While dancing in the disco with an American stud named Jimmy (Antony Hamilton), Nocturna discovers that she casts a reflection—quite a surprise for a vampire. Realizing that she becomes mortal on the dancefloor, Nocturna follows Jimmy to New York City, where she looks for a way to live as a human permanently. A peeved Dracula soon follows her, hoping to lure Nocturna back to the homeland.
Nocturna is filled with cringe-inducing one-liners and puns, to say nothing of stupid scatological references. As Dracula muses at one point: “If I’m alive, why am I here, but if I’m dead, why do I have to wee-wee?” (Elsewhere, Dracula proclaims, “All the ladies would say I was hung like a walrus!”) Bonet is a spectacularly bad actress, smiling lifelessly through every scene as if she’s a Price Is Right model presenting a washer-dryer set, and her line deliveries are so empty that they’re unintentionally hilarious. Describing an ecstatic moment, she says “It loved it—it was fantastic” with all the energy of a postal worker explaining how much it will cost to mail an envelope.
Similarly, Bonet’s dancing is dull and unimaginative, which becomes a considerable problem whenever the movie stops cold to watch her twirl repetitively across a dancefloor. Even the aforementioned nude scene has a strange quality, because it seems powered by exhibitionism rather than exploitation. Clearly, Bonet wanted the world’s attention just as badly as the world wanted to ignore her. Still, she did this to herself, so adventurous viewers can hate-watch Nocturna free of guilt.
Plus, every so often, the germ of a real idea pokes through the smog of ineptitude. For instance, Nocturna hooks up with a gang of NYC vampires who bitch about modern problems, such as the trouble of finding victims whose blood isn’t tainted by processed food. This particular angle leads to a campy scene of a black vampire, dressed like a pimp, offering powdered blood—which prompts an affronted woman to say, “I’d rather suck than sniff any day.” Wow. To complete the effect, throw in a slumming Yvonne De Carlo, as Dracula’s old flame, a pulsing disco soundtrack featuring tunes by artists including Gloria Gaynor and Vickie Sue Robinson, and a supporting actor who does a solid Boris Karloff impersonation.
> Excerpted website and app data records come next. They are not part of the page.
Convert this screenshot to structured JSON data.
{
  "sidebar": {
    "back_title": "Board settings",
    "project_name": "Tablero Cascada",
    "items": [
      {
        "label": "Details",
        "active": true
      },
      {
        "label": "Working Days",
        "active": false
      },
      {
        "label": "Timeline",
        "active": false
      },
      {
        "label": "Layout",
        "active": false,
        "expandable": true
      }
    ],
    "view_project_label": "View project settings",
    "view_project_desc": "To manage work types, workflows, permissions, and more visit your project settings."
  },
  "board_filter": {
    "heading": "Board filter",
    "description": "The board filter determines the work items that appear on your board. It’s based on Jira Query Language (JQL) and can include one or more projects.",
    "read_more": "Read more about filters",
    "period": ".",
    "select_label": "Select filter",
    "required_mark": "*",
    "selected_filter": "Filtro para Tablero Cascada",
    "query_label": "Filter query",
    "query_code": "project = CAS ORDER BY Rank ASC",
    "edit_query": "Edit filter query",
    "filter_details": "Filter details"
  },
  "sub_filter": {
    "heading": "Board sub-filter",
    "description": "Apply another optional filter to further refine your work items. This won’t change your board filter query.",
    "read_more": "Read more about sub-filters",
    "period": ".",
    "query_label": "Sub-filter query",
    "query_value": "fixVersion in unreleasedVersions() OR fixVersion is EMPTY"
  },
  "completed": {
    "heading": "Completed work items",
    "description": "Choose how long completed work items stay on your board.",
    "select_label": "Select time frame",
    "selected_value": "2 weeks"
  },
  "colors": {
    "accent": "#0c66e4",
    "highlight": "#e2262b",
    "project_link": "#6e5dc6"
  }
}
Can a movie be amazing and atrocious at the same time? If the movie’s title is Nocturna: Granddaughter of Dracula, the answer is yes.
Nocturna: Granddaughter of Dracula: LAME